§ **PROBLEM DETAILS**
Repeat the listing below verbatim, without its images.

*** Begin section ***

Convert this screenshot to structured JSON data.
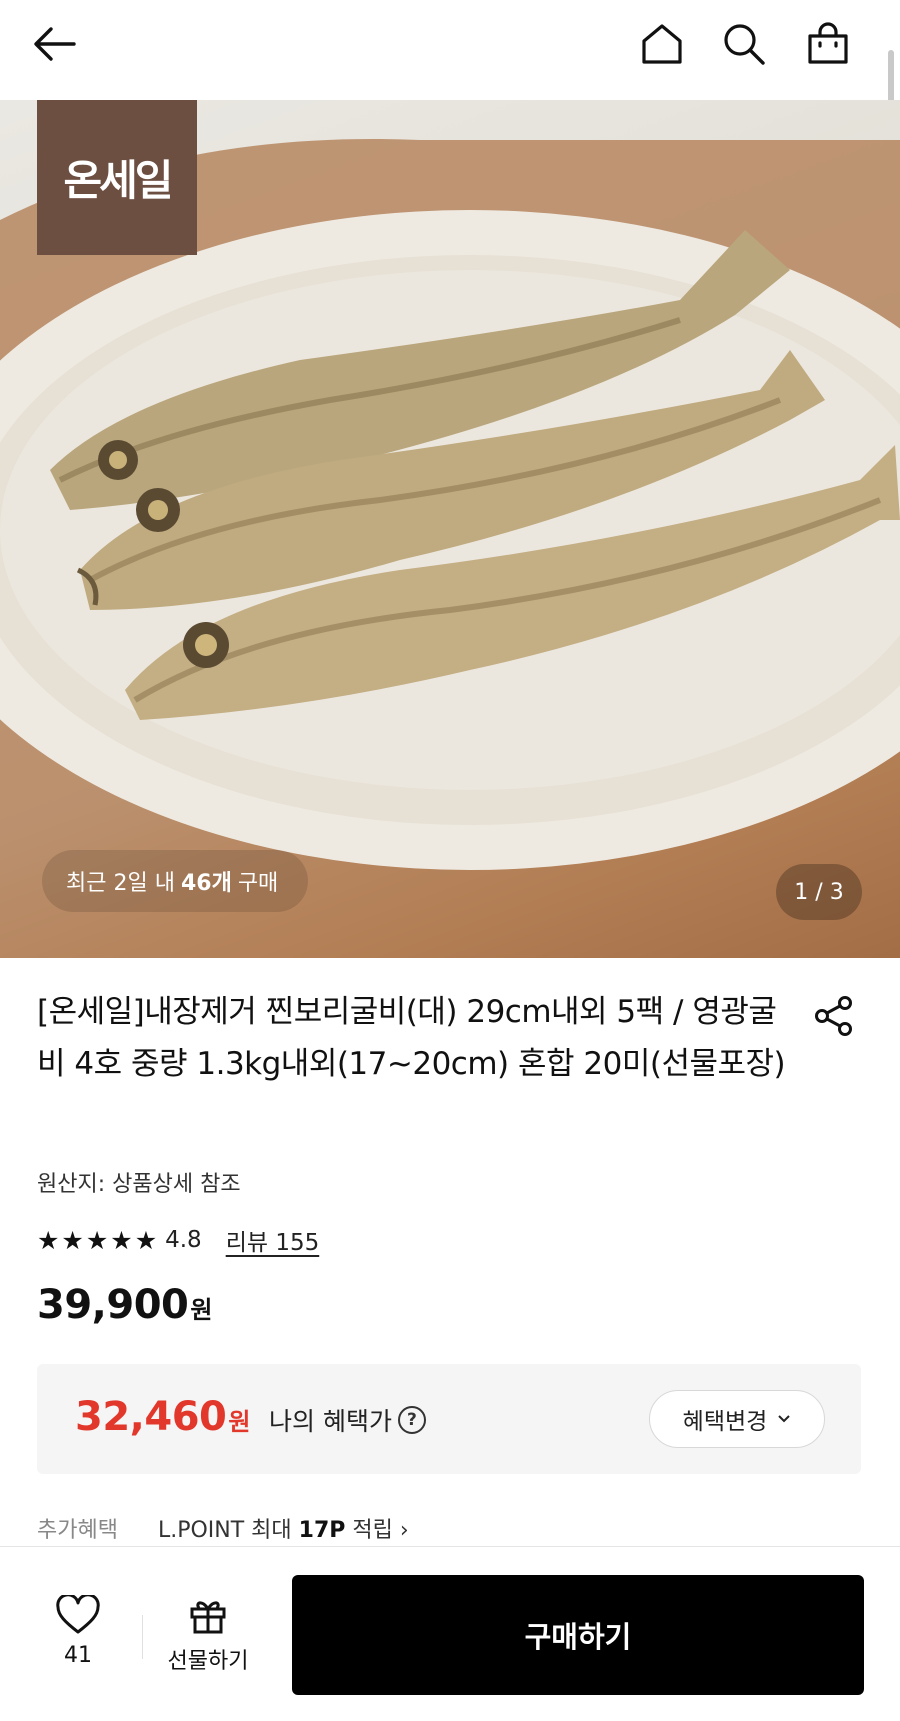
{
  "header": {
    "back_icon": "arrow-left-icon",
    "home_icon": "home-icon",
    "search_icon": "search-icon",
    "cart_icon": "shopping-bag-icon"
  },
  "hero": {
    "brand_logo_text": "온세일",
    "purchase_prefix": "최근 2일 내",
    "purchase_count": "46개",
    "purchase_suffix": "구매",
    "pager": "1 / 3"
  },
  "product": {
    "title": "[온세일]내장제거 찐보리굴비(대) 29cm내외 5팩 / 영광굴비 4호 중량 1.3kg내외(17~20cm) 혼합 20미(선물포장)",
    "origin": "원산지: 상품상세 참조",
    "rating_stars": 5,
    "rating": "4.8",
    "review_link": "리뷰 155",
    "price_value": "39,900",
    "price_unit": "원"
  },
  "benefit": {
    "price_value": "32,460",
    "price_unit": "원",
    "label": "나의 혜택가",
    "help_icon": "question-circle-icon",
    "change_button": "혜택변경"
  },
  "extra": {
    "label": "추가혜택",
    "point_text": "L.POINT 최대",
    "point_amount": "17P",
    "point_suffix": "적립 ›"
  },
  "bottom_bar": {
    "like_count": "41",
    "gift_label": "선물하기",
    "buy_label": "구매하기"
  },
  "colors": {
    "accent_price": "#e2372b",
    "brand_logo_bg": "#6d4f42",
    "buy_button": "#000000"
  }
}
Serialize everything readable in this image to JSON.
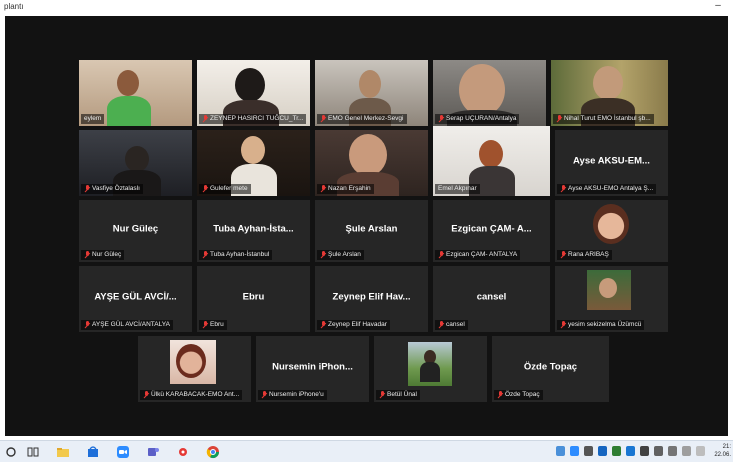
{
  "window": {
    "title": "plantı",
    "minimize_glyph": "–"
  },
  "participants": [
    {
      "label": "eylem"
    },
    {
      "label": "ZEYNEP HASIRCI TUĞCU_Tr..."
    },
    {
      "label": "EMO Genel Merkez-Sevgi"
    },
    {
      "label": "Serap UÇURAN/Antalya"
    },
    {
      "label": "Nihal Turut EMO İstanbul şb..."
    },
    {
      "label": "Vasfiye Öztalaslı"
    },
    {
      "label": "Gulefer mete"
    },
    {
      "label": "Nazan Erşahin"
    },
    {
      "label": "Emel Akpınar"
    },
    {
      "name": "Ayse AKSU-EM...",
      "label": "Ayse AKSU-EMO Antalya Ş..."
    },
    {
      "name": "Nur Güleç",
      "label": "Nur Güleç"
    },
    {
      "name": "Tuba Ayhan-İsta...",
      "label": "Tuba Ayhan-İstanbul"
    },
    {
      "name": "Şule Arslan",
      "label": "Şule Arslan"
    },
    {
      "name": "Ezgican ÇAM- A...",
      "label": "Ezgican ÇAM- ANTALYA"
    },
    {
      "label": "Rana ARIBAŞ"
    },
    {
      "name": "AYŞE GÜL AVCİ/...",
      "label": "AYŞE GÜL AVCİ/ANTALYA"
    },
    {
      "name": "Ebru",
      "label": "Ebru"
    },
    {
      "name": "Zeynep Elif Hav...",
      "label": "Zeynep Elif Havadar"
    },
    {
      "name": "cansel",
      "label": "cansel"
    },
    {
      "label": "yesim sekizelma Üzümcü"
    },
    {
      "label": "Ülkü KARABACAK-EMO Ant..."
    },
    {
      "name": "Nursemin iPhon...",
      "label": "Nursemin iPhone'u"
    },
    {
      "label": "Betül Ünal"
    },
    {
      "name": "Özde Topaç",
      "label": "Özde Topaç"
    }
  ],
  "taskbar": {
    "apps": [
      "search-icon",
      "task-view-icon",
      "file-explorer-icon",
      "store-icon",
      "zoom-icon",
      "teams-icon",
      "settings-icon",
      "chrome-icon"
    ],
    "clock_time": "21:",
    "clock_date": "22.06."
  },
  "colors": {
    "active_speaker": "#9acd32",
    "muted_mic": "#e53935",
    "stage": "#121212",
    "tile": "#262626"
  }
}
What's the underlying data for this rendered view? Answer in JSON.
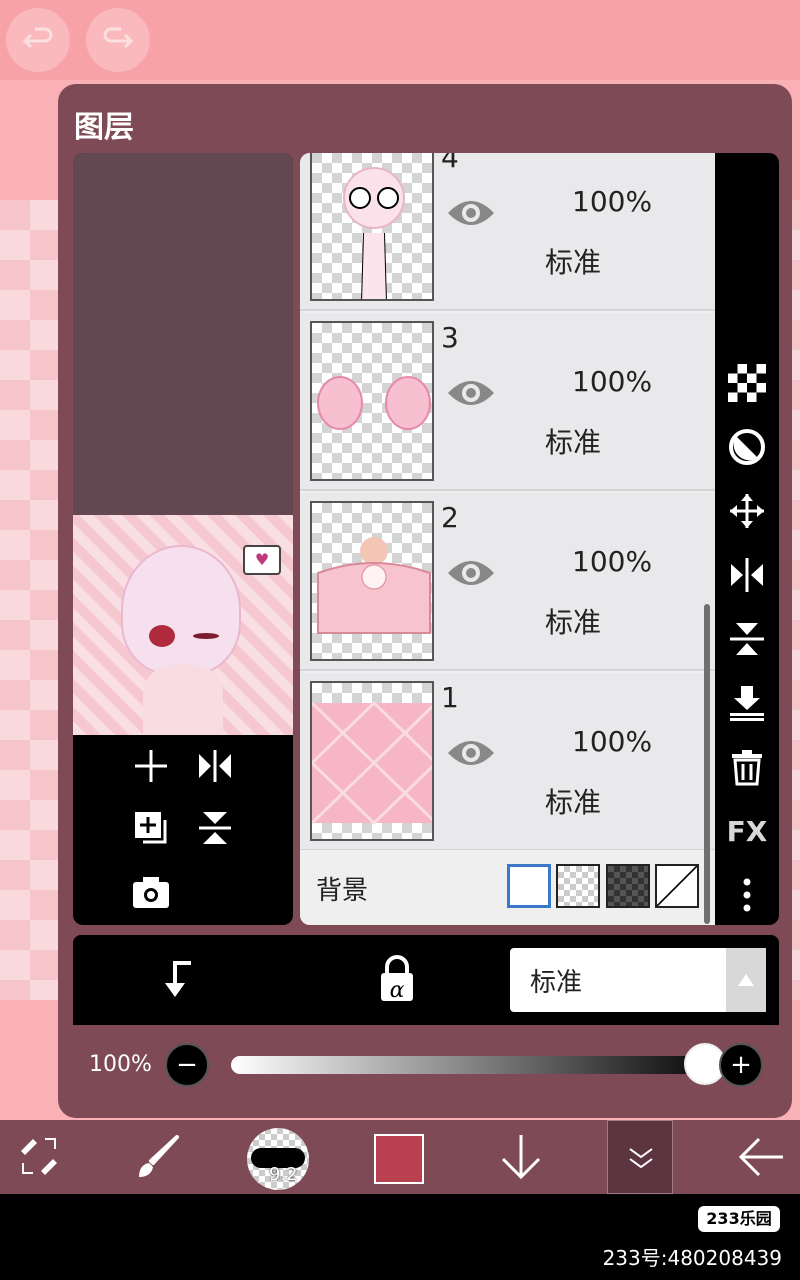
{
  "app": {
    "panel_title": "图层",
    "blend_mode": "标准",
    "opacity_label": "100%",
    "opacity_value": 1.0,
    "background_label": "背景"
  },
  "layers": [
    {
      "number": "4",
      "opacity": "100%",
      "blend": "标准",
      "visible": true
    },
    {
      "number": "3",
      "opacity": "100%",
      "blend": "标准",
      "visible": true
    },
    {
      "number": "2",
      "opacity": "100%",
      "blend": "标准",
      "visible": true
    },
    {
      "number": "1",
      "opacity": "100%",
      "blend": "标准",
      "visible": true
    }
  ],
  "side_tools": [
    "checker-icon",
    "half-circle-icon",
    "move-icon",
    "flip-horizontal-icon",
    "flip-vertical-icon",
    "merge-down-icon",
    "trash-icon",
    "FX",
    "more-icon"
  ],
  "side_fx_label": "FX",
  "brush": {
    "size_label": "9.2"
  },
  "colors": {
    "current": "#b8404f",
    "accent": "#7e4a55",
    "canvas_pink": "#f7a2a7"
  },
  "preview": {
    "speech_icon": "♥"
  },
  "watermark": {
    "logo": "233乐园",
    "id_text": "233号:480208439"
  }
}
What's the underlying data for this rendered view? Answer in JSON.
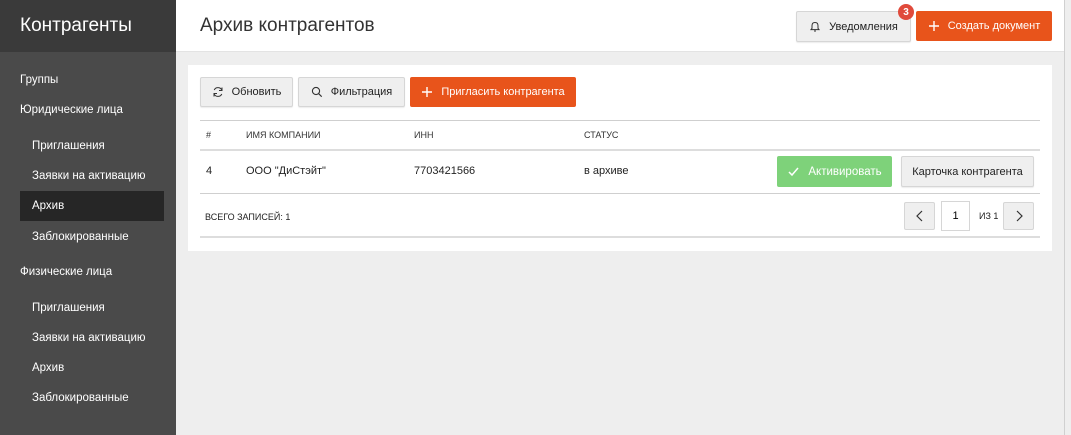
{
  "sidebar": {
    "title": "Контрагенты",
    "groups": "Группы",
    "legal": {
      "label": "Юридические лица",
      "items": [
        "Приглашения",
        "Заявки на активацию",
        "Архив",
        "Заблокированные"
      ]
    },
    "individuals": {
      "label": "Физические лица",
      "items": [
        "Приглашения",
        "Заявки на активацию",
        "Архив",
        "Заблокированные"
      ]
    },
    "active_item": "Архив"
  },
  "header": {
    "title": "Архив контрагентов",
    "notifications_label": "Уведомления",
    "notifications_count": "3",
    "create_label": "Создать документ"
  },
  "toolbar": {
    "refresh_label": "Обновить",
    "filter_label": "Фильтрация",
    "invite_label": "Пригласить контрагента"
  },
  "table": {
    "columns": [
      "#",
      "ИМЯ КОМПАНИИ",
      "ИНН",
      "СТАТУС"
    ],
    "rows": [
      {
        "num": "4",
        "company": "ООО \"ДиСтэйт\"",
        "inn": "7703421566",
        "status": "в архиве",
        "activate_label": "Активировать",
        "card_label": "Карточка контрагента"
      }
    ],
    "total_label": "ВСЕГО ЗАПИСЕЙ: 1"
  },
  "pagination": {
    "page": "1",
    "of_label": "ИЗ 1"
  },
  "colors": {
    "accent": "#e8541b",
    "success": "#7ed27a",
    "sidebar_bg": "#4a4a4a",
    "sidebar_active": "#262626",
    "badge": "#e04a3b"
  }
}
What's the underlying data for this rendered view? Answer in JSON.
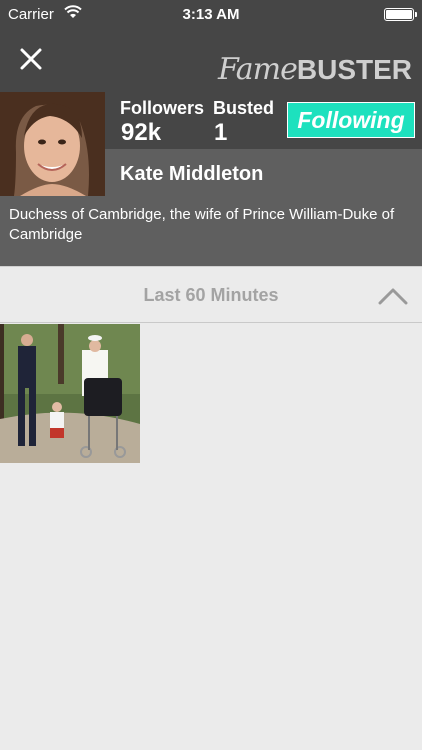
{
  "status_bar": {
    "carrier": "Carrier",
    "time": "3:13 AM"
  },
  "navbar": {
    "logo_part1": "Fame",
    "logo_part2": "BUSTER"
  },
  "profile": {
    "followers_label": "Followers",
    "followers_value": "92k",
    "busted_label": "Busted",
    "busted_value": "1",
    "follow_button": "Following",
    "name": "Kate Middleton",
    "bio": "Duchess of Cambridge, the wife of Prince William-Duke of Cambridge"
  },
  "section": {
    "title": "Last 60 Minutes"
  },
  "colors": {
    "accent": "#1de1be",
    "bar": "#464646",
    "panel": "#5f5f5f",
    "background": "#ebebeb"
  }
}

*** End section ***

§ **OUTPUT OF THE TASK**
Convert this screenshot to structured JSON data.
{
  "header": {
    "back_icon": "arrow-left-icon",
    "home_icon": "home-icon",
    "search_icon": "search-icon",
    "cart_icon": "shopping-bag-icon"
  },
  "hero": {
    "brand_logo_text": "온세일",
    "purchase_prefix": "최근 2일 내",
    "purchase_count": "46개",
    "purchase_suffix": "구매",
    "pager": "1 / 3"
  },
  "product": {
    "title": "[온세일]내장제거 찐보리굴비(대) 29cm내외 5팩 / 영광굴비 4호 중량 1.3kg내외(17~20cm) 혼합 20미(선물포장)",
    "origin": "원산지: 상품상세 참조",
    "rating_stars": 5,
    "rating": "4.8",
    "review_link": "리뷰 155",
    "price_value": "39,900",
    "price_unit": "원"
  },
  "benefit": {
    "price_value": "32,460",
    "price_unit": "원",
    "label": "나의 혜택가",
    "help_icon": "question-circle-icon",
    "change_button": "혜택변경"
  },
  "extra": {
    "label": "추가혜택",
    "point_text": "L.POINT 최대",
    "point_amount": "17P",
    "point_suffix": "적립 ›"
  },
  "bottom_bar": {
    "like_count": "41",
    "gift_label": "선물하기",
    "buy_label": "구매하기"
  },
  "colors": {
    "accent_price": "#e2372b",
    "brand_logo_bg": "#6d4f42",
    "buy_button": "#000000"
  }
}
Serialize everything readable in this image to JSON.
{
  "window": {
    "title": "plantı",
    "minimize_glyph": "–"
  },
  "participants": [
    {
      "label": "eylem"
    },
    {
      "label": "ZEYNEP HASIRCI TUĞCU_Tr..."
    },
    {
      "label": "EMO Genel Merkez-Sevgi"
    },
    {
      "label": "Serap UÇURAN/Antalya"
    },
    {
      "label": "Nihal Turut EMO İstanbul şb..."
    },
    {
      "label": "Vasfiye Öztalaslı"
    },
    {
      "label": "Gulefer mete"
    },
    {
      "label": "Nazan Erşahin"
    },
    {
      "label": "Emel Akpınar"
    },
    {
      "name": "Ayse AKSU-EM...",
      "label": "Ayse AKSU-EMO Antalya Ş..."
    },
    {
      "name": "Nur Güleç",
      "label": "Nur Güleç"
    },
    {
      "name": "Tuba Ayhan-İsta...",
      "label": "Tuba Ayhan-İstanbul"
    },
    {
      "name": "Şule Arslan",
      "label": "Şule Arslan"
    },
    {
      "name": "Ezgican ÇAM- A...",
      "label": "Ezgican ÇAM- ANTALYA"
    },
    {
      "label": "Rana ARIBAŞ"
    },
    {
      "name": "AYŞE GÜL AVCİ/...",
      "label": "AYŞE GÜL AVCİ/ANTALYA"
    },
    {
      "name": "Ebru",
      "label": "Ebru"
    },
    {
      "name": "Zeynep Elif Hav...",
      "label": "Zeynep Elif Havadar"
    },
    {
      "name": "cansel",
      "label": "cansel"
    },
    {
      "label": "yesim sekizelma Üzümcü"
    },
    {
      "label": "Ülkü KARABACAK-EMO Ant..."
    },
    {
      "name": "Nursemin iPhon...",
      "label": "Nursemin iPhone'u"
    },
    {
      "label": "Betül Ünal"
    },
    {
      "name": "Özde Topaç",
      "label": "Özde Topaç"
    }
  ],
  "taskbar": {
    "apps": [
      "search-icon",
      "task-view-icon",
      "file-explorer-icon",
      "store-icon",
      "zoom-icon",
      "teams-icon",
      "settings-icon",
      "chrome-icon"
    ],
    "clock_time": "21:",
    "clock_date": "22.06."
  },
  "colors": {
    "active_speaker": "#9acd32",
    "muted_mic": "#e53935",
    "stage": "#121212",
    "tile": "#262626"
  }
}
What's the underlying data for this rendered view? Answer in JSON.
{
  "app": {
    "panel_title": "图层",
    "blend_mode": "标准",
    "opacity_label": "100%",
    "opacity_value": 1.0,
    "background_label": "背景"
  },
  "layers": [
    {
      "number": "4",
      "opacity": "100%",
      "blend": "标准",
      "visible": true
    },
    {
      "number": "3",
      "opacity": "100%",
      "blend": "标准",
      "visible": true
    },
    {
      "number": "2",
      "opacity": "100%",
      "blend": "标准",
      "visible": true
    },
    {
      "number": "1",
      "opacity": "100%",
      "blend": "标准",
      "visible": true
    }
  ],
  "side_tools": [
    "checker-icon",
    "half-circle-icon",
    "move-icon",
    "flip-horizontal-icon",
    "flip-vertical-icon",
    "merge-down-icon",
    "trash-icon",
    "FX",
    "more-icon"
  ],
  "side_fx_label": "FX",
  "brush": {
    "size_label": "9.2"
  },
  "colors": {
    "current": "#b8404f",
    "accent": "#7e4a55",
    "canvas_pink": "#f7a2a7"
  },
  "preview": {
    "speech_icon": "♥"
  },
  "watermark": {
    "logo": "233乐园",
    "id_text": "233号:480208439"
  }
}
What's the underlying data for this rendered view? Answer in JSON.
{
  "sidebar": {
    "title": "Контрагенты",
    "groups": "Группы",
    "legal": {
      "label": "Юридические лица",
      "items": [
        "Приглашения",
        "Заявки на активацию",
        "Архив",
        "Заблокированные"
      ]
    },
    "individuals": {
      "label": "Физические лица",
      "items": [
        "Приглашения",
        "Заявки на активацию",
        "Архив",
        "Заблокированные"
      ]
    },
    "active_item": "Архив"
  },
  "header": {
    "title": "Архив контрагентов",
    "notifications_label": "Уведомления",
    "notifications_count": "3",
    "create_label": "Создать документ"
  },
  "toolbar": {
    "refresh_label": "Обновить",
    "filter_label": "Фильтрация",
    "invite_label": "Пригласить контрагента"
  },
  "table": {
    "columns": [
      "#",
      "ИМЯ КОМПАНИИ",
      "ИНН",
      "СТАТУС"
    ],
    "rows": [
      {
        "num": "4",
        "company": "ООО \"ДиСтэйт\"",
        "inn": "7703421566",
        "status": "в архиве",
        "activate_label": "Активировать",
        "card_label": "Карточка контрагента"
      }
    ],
    "total_label": "ВСЕГО ЗАПИСЕЙ: 1"
  },
  "pagination": {
    "page": "1",
    "of_label": "ИЗ 1"
  },
  "colors": {
    "accent": "#e8541b",
    "success": "#7ed27a",
    "sidebar_bg": "#4a4a4a",
    "sidebar_active": "#262626",
    "badge": "#e04a3b"
  }
}
What's the underlying data for this rendered view? Answer in JSON.
{
  "status_bar": {
    "carrier": "Carrier",
    "time": "3:13 AM"
  },
  "navbar": {
    "logo_part1": "Fame",
    "logo_part2": "BUSTER"
  },
  "profile": {
    "followers_label": "Followers",
    "followers_value": "92k",
    "busted_label": "Busted",
    "busted_value": "1",
    "follow_button": "Following",
    "name": "Kate Middleton",
    "bio": "Duchess of Cambridge, the wife of Prince William-Duke of Cambridge"
  },
  "section": {
    "title": "Last 60 Minutes"
  },
  "colors": {
    "accent": "#1de1be",
    "bar": "#464646",
    "panel": "#5f5f5f",
    "background": "#ebebeb"
  }
}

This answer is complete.